Prevalence, genetic relatedness and antibiotic resistance of hospital-acquired clostridium difficile PCR ribotype 018 strains.Int J Antimicrob Agents. 2018 May; 51(5):762-767.IJ

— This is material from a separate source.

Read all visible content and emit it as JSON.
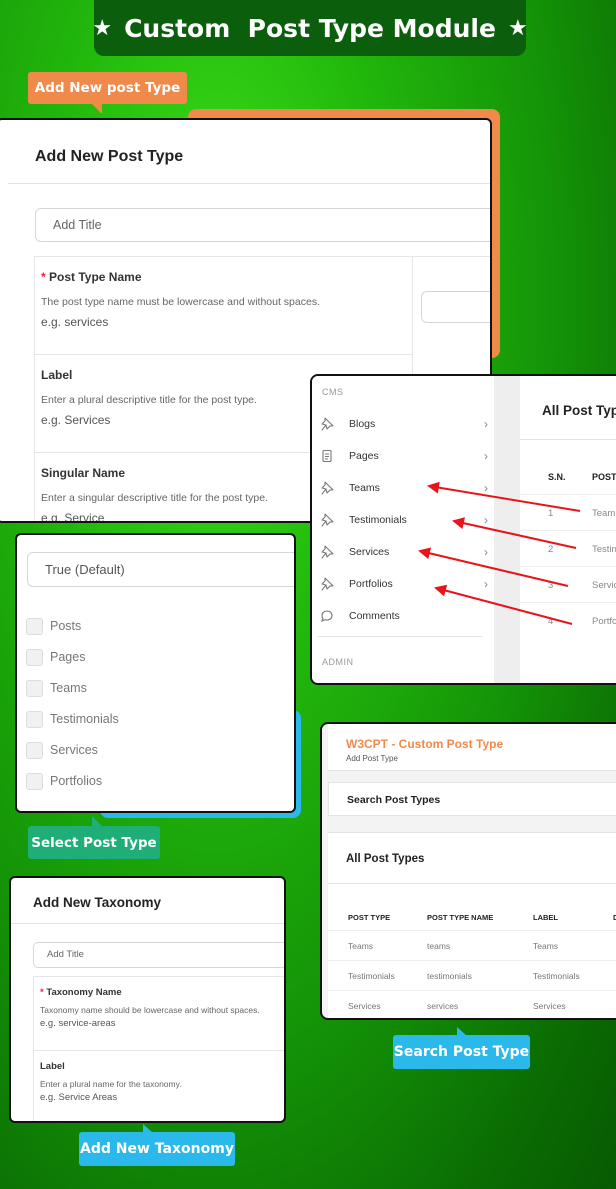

Clostridium difficile infection (CDI) is a major healthcare-associated infection. The aim of this study was to investigate the genetic relatedness of the endemic C. difficile PCR ribotype 018 strains in an institution and changes to their characteristics during a five-year period. A total of 207 isolates from inpatients at Hanyang University Hospital from 2009 to 2013 were analysed using multilocus variable-number tandem-repeat analysis (MLVA). Minimum inhibitory concentrations (MICs) of several antibiotics were determined. In total, 204 (98.6%) were genetically related, with a summed tandem-repeat distance (STRD) ≤ 10. Minimum-spanning-tree analysis identified 78 MLVA types, categorized into six clonal complexes (CCs). The largest cluster, CC-I, included 51 MLVA types from 148 isolates (71.5%) and the second largest cluster, CC-II, included 10 MLVA types from 36 isolates (17.4%). Resistance rates for antibiotics were: clindamycin (CLI), 97.6%; moxifloxacin (MXF), 98.6%; vancomycin (VAN), 1.4%; and rifaximin (RFX), 8.2%. All isolates were susceptible to piperacillin/tazobactam (TZP) and metronidazole (MTZ). Comparing the MICs of antibiotics for the isolates each year from 2009 to 2013, MICs of antibiotics that promote CDI, such as CLI, MXF, TZP and RFX, increased over the five-year period (P-value by Kruskal-Wallis test: < 0.0001, <0.0001, <0.0001, and <0.0001 respectively); however, MICs of VAN or MTZ, antibiotics for treatment of CDI, did not increase or decreased over the same time period (P-value by Kruskal-Wallis test: 0.166, <0.0001). C. difficile RT018 isolates in a tertiary hospital over a five-year period presented a close clonal relationship. MICs of antibiotics promoting CDI increased with this clonal expansion.